Mary Jo Artura
Don't knock the chief, Brooksville is the best
Editor: I support Brooksville Police Chief Tincher. I don't know the man personally, and although I live in a rural section of Hernando County, I have been in Brooksville most every day for more than 10 years, for business, shopping, etc.
I've got to tell you, compared with all the other places I've been, Brooksville is the best. You can drive around with your car windows open and feel safe and at home day or night, due in no small measure to the professional presence of Chief Tincher.
Don't kick a winner.
Bravo to all who were part of Country Fun Day
Editor: Recently the family of Brooksville Elementary School took part in the Country Fun Day, sponsored by the Brooksville Kiwanis Club.
Country Fun Day was a wonderful family event that provided an opportunity for parents, teachers, students and members of the community to interact in a positive, non-academic setting. In addition, the event helped Brooksville, Eastside and Moton Elementary schools by raising money to be used for specific projects at each of the schools.
Many thanks to the Kiwanis Club for sponsoring this worthwhile event. Thanks to School Board member Susan Cooper and her family for providing the facility for the event and to all the parents, faculty, staff, Kiwanians and members of the community who volunteered time and money to make Country Fun Day a tremendous success.
Thomas Nuzzi, principal
School dance was success and a pleasure
Editor: Another year for the Hernando High School graduates and once again I feel fortunate to have been part of their lives in a small way on graduation night.
With the support of Sue Biggart and her "Sober Education" project, the Brooksville Noon Lions Club offering to host the party, and the Pepsi-Cola Company supplying the drinks, we had a successful party once again.
The parents of the Class of '93 went above and beyond to make the evening the greatest ever. The prizes and activities were the best. The tickets were accounted for at the door at the end of the evening and the total was 285. The attendance was great, so you can see why I am proud of our youth.
Dianne Becker and Steve Graffinger, our loyal artists, were kept busy all evening drawing the students' profiles. Volleyball was played, the disc jockey kept them dancing, loads of prizes were awarded from our merchants, food galore was donated by the parents and the Lions Club was kept busy frying hamburgers. You can see why it was so successful.
I would like to thank the merchants who helped make the party the best one ever. What a terrific group.
I would like to end this letter by saying I received so much more again this year by touching the lives of many people, the moms and dads of the senior class, the Lions Club, the artists and others behind the scenes. I will never forget them, and most importantly, won't forget the 1993 graduates. It was my pleasure to work for them. They were a great bunch.
Roads are unsafe
for safe drivers
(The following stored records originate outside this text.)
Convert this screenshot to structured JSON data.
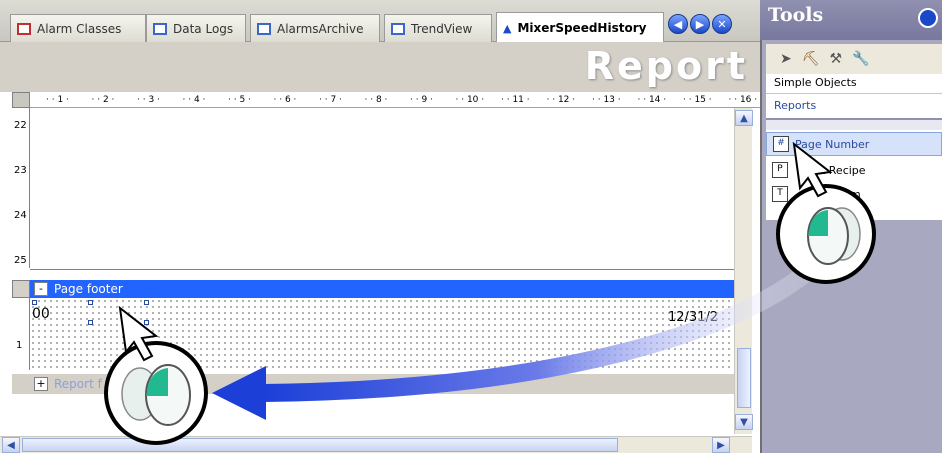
{
  "tabs": [
    {
      "label": "Alarm Classes"
    },
    {
      "label": "Data Logs"
    },
    {
      "label": "AlarmsArchive"
    },
    {
      "label": "TrendView"
    },
    {
      "label": "MixerSpeedHistory",
      "active": true
    }
  ],
  "header": {
    "title": "Report"
  },
  "ruler": {
    "ticks": [
      "1",
      "2",
      "3",
      "4",
      "5",
      "6",
      "7",
      "8",
      "9",
      "10",
      "11",
      "12",
      "13",
      "14",
      "15",
      "16"
    ]
  },
  "vruler": {
    "ticks": [
      "22",
      "23",
      "24",
      "25"
    ]
  },
  "footer": {
    "label": "Page footer",
    "toggle": "-",
    "text": "00",
    "date": "12/31/2"
  },
  "report_section": {
    "label": "Report f",
    "toggle": "+"
  },
  "tools": {
    "title": "Tools",
    "simple_objects": "Simple Objects",
    "reports": "Reports",
    "items": [
      {
        "label": "Page Number",
        "icon": "#"
      },
      {
        "label": "nt Recipe",
        "icon": "P"
      },
      {
        "label": "m",
        "icon": "T"
      }
    ]
  },
  "colors": {
    "accent": "#2264ff",
    "arrow": "#1c3fd8"
  }
}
Editor: I just got back from Rhode Island, where I spent a week. I was surprised at the number of traffic police out on the roads. No one came zipping out of side roads or zooming down the streets. People were using their vehicles for transportation, not for speed races.
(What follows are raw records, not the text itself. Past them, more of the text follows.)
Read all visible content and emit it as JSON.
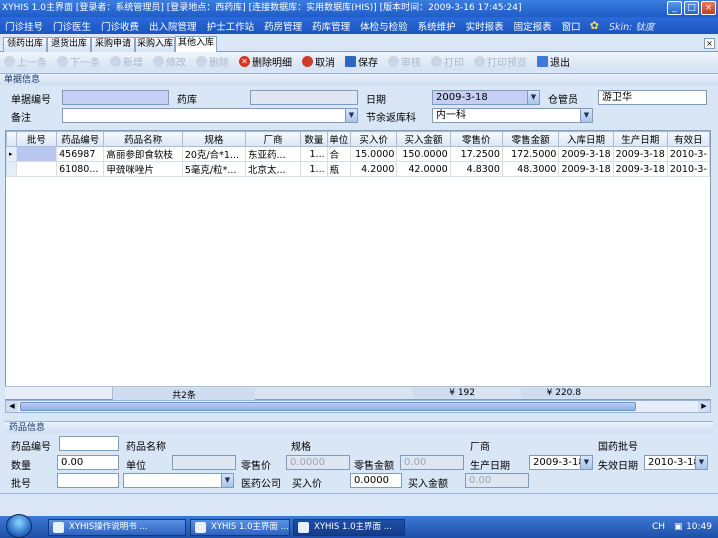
{
  "window": {
    "title": "XYHIS 1.0主界面   [登录者：系统管理员]  [登录地点：西药库]  [连接数据库：实用数据库(HIS)]  [版本时间：2009-3-16 17:45:24]",
    "minimize": "_",
    "maximize": "□",
    "close": "×"
  },
  "menu": {
    "items": [
      "门诊挂号",
      "门诊医生",
      "门诊收费",
      "出入院管理",
      "护士工作站",
      "药房管理",
      "药库管理",
      "体检与检验",
      "系统维护",
      "实时报表",
      "固定报表",
      "窗口"
    ],
    "skin_label": "Skin: 钛度"
  },
  "tabs": [
    {
      "label": "领药出库"
    },
    {
      "label": "退货出库"
    },
    {
      "label": "采购申请"
    },
    {
      "label": "采购入库"
    },
    {
      "label": "其他入库"
    }
  ],
  "tab_close": "×",
  "toolbar": {
    "first": "上一条",
    "next": "下一条",
    "add": "新增",
    "edit": "修改",
    "delete": "删除",
    "delete_detail": "删除明细",
    "cancel": "取消",
    "save": "保存",
    "audit": "审核",
    "print": "打印",
    "print_preview": "打印预览",
    "exit": "退出"
  },
  "doc": {
    "section": "单据信息",
    "bill_no_label": "单据编号",
    "bill_no": "",
    "warehouse_label": "药库",
    "warehouse": "",
    "date_label": "日期",
    "date": "2009-3-18",
    "keeper_label": "仓管员",
    "keeper": "游卫华",
    "remark_label": "备注",
    "remark": "",
    "dept_label": "节余返库科",
    "dept": "内一科"
  },
  "grid": {
    "columns": [
      "批号",
      "药品编号",
      "药品名称",
      "规格",
      "厂商",
      "数量",
      "单位",
      "买入价",
      "买入金额",
      "零售价",
      "零售金额",
      "入库日期",
      "生产日期",
      "有效日"
    ],
    "rows": [
      {
        "marker": "▸",
        "batch": "",
        "code": "456987",
        "name": "高丽参即食软枝",
        "spec": "20克/合*1...",
        "maker": "东亚药...",
        "qty": "1...",
        "unit": "合",
        "buy_price": "15.0000",
        "buy_amount": "150.0000",
        "retail_price": "17.2500",
        "retail_amount": "172.5000",
        "in_date": "2009-3-18",
        "prod_date": "2009-3-18",
        "exp": "2010-3-"
      },
      {
        "marker": "",
        "batch": "",
        "code": "61080...",
        "name": "甲巯咪唑片",
        "spec": "5毫克/粒*...",
        "maker": "北京太...",
        "qty": "1...",
        "unit": "瓶",
        "buy_price": "4.2000",
        "buy_amount": "42.0000",
        "retail_price": "4.8300",
        "retail_amount": "48.3000",
        "in_date": "2009-3-18",
        "prod_date": "2009-3-18",
        "exp": "2010-3-"
      }
    ],
    "footer_count": "共2条",
    "footer_buy_total": "¥ 192",
    "footer_retail_total": "¥ 220.8"
  },
  "detail": {
    "section": "药品信息",
    "code_label": "药品编号",
    "code": "",
    "name_label": "药品名称",
    "spec_label": "规格",
    "maker_label": "厂商",
    "approval_label": "国药批号",
    "qty_label": "数量",
    "qty": "0.00",
    "unit_label": "单位",
    "unit": "",
    "retail_price_label": "零售价",
    "retail_price": "0.0000",
    "retail_amount_label": "零售金额",
    "retail_amount": "0.00",
    "prod_date_label": "生产日期",
    "prod_date": "2009-3-18",
    "exp_date_label": "失效日期",
    "exp_date": "2010-3-18",
    "batch_label": "批号",
    "batch": "",
    "company_label": "医药公司",
    "buy_price_label": "买入价",
    "buy_price": "0.0000",
    "buy_amount_label": "买入金额",
    "buy_amount": "0.00"
  },
  "taskbar": {
    "tasks": [
      {
        "label": "XYHIS操作说明书 ..."
      },
      {
        "label": "XYHIS 1.0主界面 ..."
      },
      {
        "label": "XYHIS 1.0主界面 ..."
      }
    ],
    "ime": "CH",
    "clock": "10:49"
  }
}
But I don't feel safe anymore! When I get ready to leave the house, I sit at the wheel tense and ready for action. Even getting out of the driveway is a moment of fear. Beads of sweat drip from my brow as I drive to and from my destination. If I'm going the speed limit, I get hissed at and nearly bumped off the road. Funny part is, I meet up with these road runners at the next traffic light.
Take Deltona Boulevard, for instance. What a great speedway this has turned out to be. And, surprisingly, many of the speeders are women. Are they late for work, appointments, or just getting with it? I even had a young woman with a baby propped up in the back seat zoom past me in a 40 mph speed zone.
What's the big hurry?
If if takes police, let's get them out there. And for vandalism, too! We need more police.
Cecelia E. Freer